Officials said the project will cut commuting time in half for many travelers, reduce congestion in the regular travel lanes by 25% and boost lane capacity by 40%. The bridge carries 235,000 vehicles daily.
New bicycle and pedestrian access would connect trails on both sides of the Potomac.
The Potomac River belongs to Maryland under agreements dating back to the colonial era, when a 1632 charter granted by King Charles I awarded the river to the state.
As a result, Maryland owns 79% of the bridge. Virginia owns the remaining 21% because part of the bridge structure is on Virginia's side of the river.
Under the new agreement, the two states public-private partnerships will divide the approximately $1 billion cost of the new bridge using a complicated formula. Maryland will bear more than half of the overall expense, officials said, but Virginia will cover more than a 21% share.

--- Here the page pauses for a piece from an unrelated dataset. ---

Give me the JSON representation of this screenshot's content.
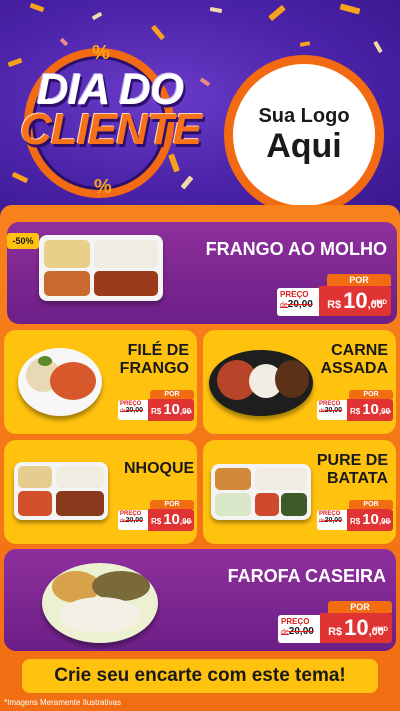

Under the formula, Maryland would pay 79% and Virginia 21% of the cost to replace the eight existing free lanes.
To add four new express toll lanes, however, each state would pay for two. Virginia would pay for the ones running north from the George Washington Parkway to River Road, and Maryland would pay for the two running south between the two.
In any case, toll payers and not taxpayers will pick up the entire tab, officials said.
"As a taxpayer, there will be no cost," Rahn said. "It will be a cost to someone as a driver if they choose to use the express toll lanes."
Virginia Transportation Secretary Shannon Valentine added: "There will be no public subsidy for this infrastructure project."
Northam said a 2015 study of all Potomac River crossings found that the American Legion Bridge was the busiest and most congested and is expected to see the most growth in traffic over the next 20 years.
"You don't need me to tell you what the problem is," Northam said. "Right now in the afternoon it can take 15 minutes or more to drive the last three miles in Virginia from where the express lanes end to the American Legion Bridge. That is bad for commuters, it is bad for our regional economy, and it is simply not sustainable. So we are reaching across the river and across the aisle to do something about it."
Hogan said the accord is the result of months-long negotiations between the two states held since the summer. He said Maryland will take the lead and will be responsible for the construction of the new bridge, and that Virginia will contribute nearly half the cost of the overall project.
"The result will be less traffic, more peace of mind, cleaner air and a better quality of life for hundreds of thousands of area residents and commuters for decades to come," Hogan said.
For the Beltway, the project represents a kind of closing chapter to a project of two decades ago: the replacement of the Woodrow Wilson Bridge. That span, which is the counterpart to the American Legion Bridge on the southern side of the Beltway, was for many years the region's most notorious choke point.
After years of effort, however, the old span was replaced by a wider bridge that opened in two phases in 2006 and 2008. The new plan would do the same for its upriver sibling.